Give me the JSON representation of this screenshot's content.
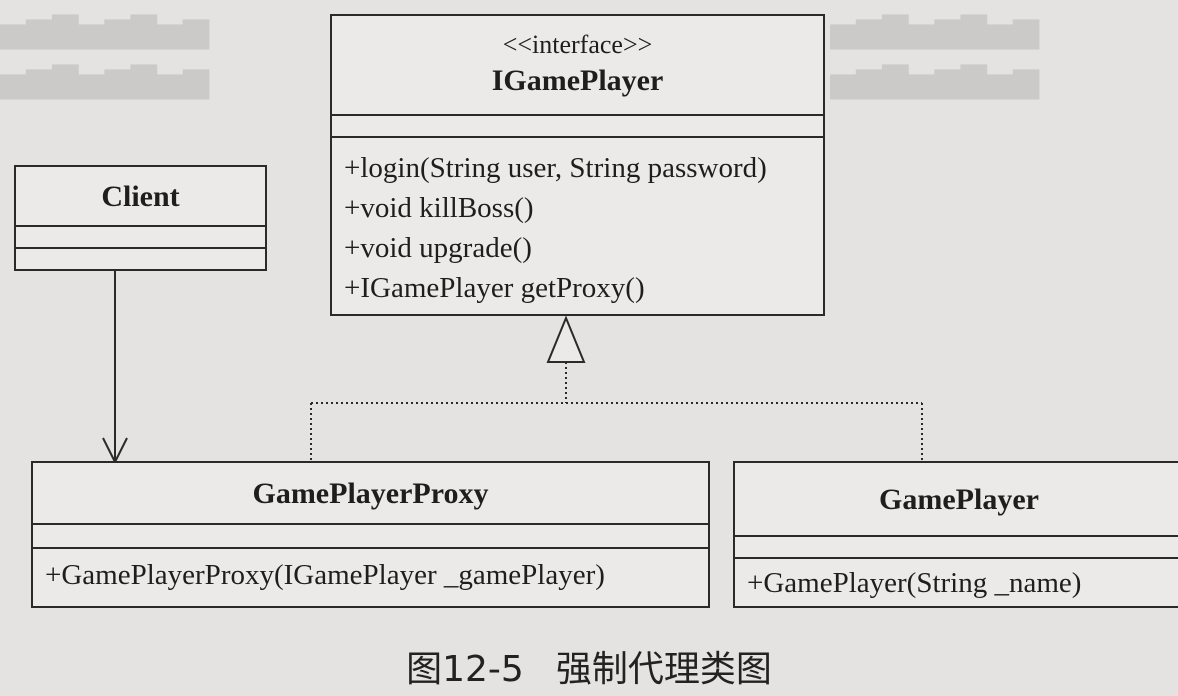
{
  "interface": {
    "stereotype": "<<interface>>",
    "name": "IGamePlayer",
    "operations": [
      "+login(String user, String password)",
      "+void killBoss()",
      "+void upgrade()",
      "+IGamePlayer getProxy()"
    ]
  },
  "client": {
    "name": "Client"
  },
  "proxy": {
    "name": "GamePlayerProxy",
    "operations": [
      "+GamePlayerProxy(IGamePlayer _gamePlayer)"
    ]
  },
  "player": {
    "name": "GamePlayer",
    "operations": [
      "+GamePlayer(String _name)"
    ]
  },
  "caption": {
    "figure": "图12-5",
    "title": "强制代理类图"
  }
}
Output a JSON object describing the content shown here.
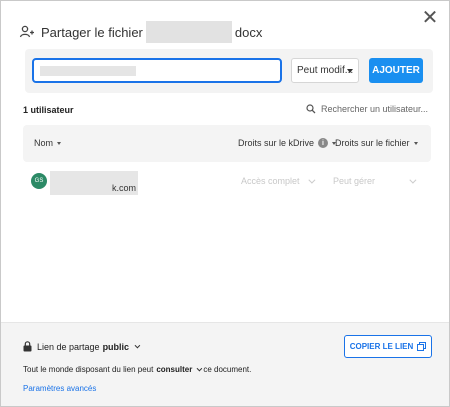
{
  "dialog": {
    "title_prefix": "Partager le fichier",
    "title_suffix": "docx",
    "close_glyph": "✕"
  },
  "add_bar": {
    "role_value": "Peut modif...",
    "add_label": "AJOUTER"
  },
  "users": {
    "count_label": "1 utilisateur",
    "search_placeholder": "Rechercher un utilisateur..."
  },
  "table": {
    "col_name": "Nom",
    "col_kdrive": "Droits sur le kDrive",
    "col_file": "Droits sur le fichier",
    "rows": [
      {
        "initials": "GS",
        "email_suffix": "k.com",
        "kdrive_right": "Accès complet",
        "file_right": "Peut gérer"
      }
    ]
  },
  "footer": {
    "link_label": "Lien de partage",
    "link_mode": "public",
    "desc_prefix": "Tout le monde disposant du lien peut",
    "desc_action": "consulter",
    "desc_suffix": "ce document.",
    "copy_label": "COPIER LE LIEN",
    "advanced_label": "Paramètres avancés"
  },
  "colors": {
    "accent": "#1a73e8",
    "button_blue": "#1a8ff0",
    "avatar_green": "#2c8a66"
  },
  "icons": [
    "users-share-icon",
    "close-icon",
    "search-icon",
    "info-icon",
    "lock-icon",
    "copy-icon"
  ]
}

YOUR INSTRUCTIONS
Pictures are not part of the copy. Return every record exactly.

EXERCISE SOLUTION
Give me the JSON representation of this screenshot's content.
{
  "interface": {
    "stereotype": "<<interface>>",
    "name": "IGamePlayer",
    "operations": [
      "+login(String user, String password)",
      "+void killBoss()",
      "+void upgrade()",
      "+IGamePlayer getProxy()"
    ]
  },
  "client": {
    "name": "Client"
  },
  "proxy": {
    "name": "GamePlayerProxy",
    "operations": [
      "+GamePlayerProxy(IGamePlayer _gamePlayer)"
    ]
  },
  "player": {
    "name": "GamePlayer",
    "operations": [
      "+GamePlayer(String _name)"
    ]
  },
  "caption": {
    "figure": "图12-5",
    "title": "强制代理类图"
  }
}
Output a JSON object describing the content shown here.
{
  "dialog": {
    "title_prefix": "Partager le fichier",
    "title_suffix": "docx",
    "close_glyph": "✕"
  },
  "add_bar": {
    "role_value": "Peut modif...",
    "add_label": "AJOUTER"
  },
  "users": {
    "count_label": "1 utilisateur",
    "search_placeholder": "Rechercher un utilisateur..."
  },
  "table": {
    "col_name": "Nom",
    "col_kdrive": "Droits sur le kDrive",
    "col_file": "Droits sur le fichier",
    "rows": [
      {
        "initials": "GS",
        "email_suffix": "k.com",
        "kdrive_right": "Accès complet",
        "file_right": "Peut gérer"
      }
    ]
  },
  "footer": {
    "link_label": "Lien de partage",
    "link_mode": "public",
    "desc_prefix": "Tout le monde disposant du lien peut",
    "desc_action": "consulter",
    "desc_suffix": "ce document.",
    "copy_label": "COPIER LE LIEN",
    "advanced_label": "Paramètres avancés"
  },
  "colors": {
    "accent": "#1a73e8",
    "button_blue": "#1a8ff0",
    "avatar_green": "#2c8a66"
  },
  "icons": [
    "users-share-icon",
    "close-icon",
    "search-icon",
    "info-icon",
    "lock-icon",
    "copy-icon"
  ]
}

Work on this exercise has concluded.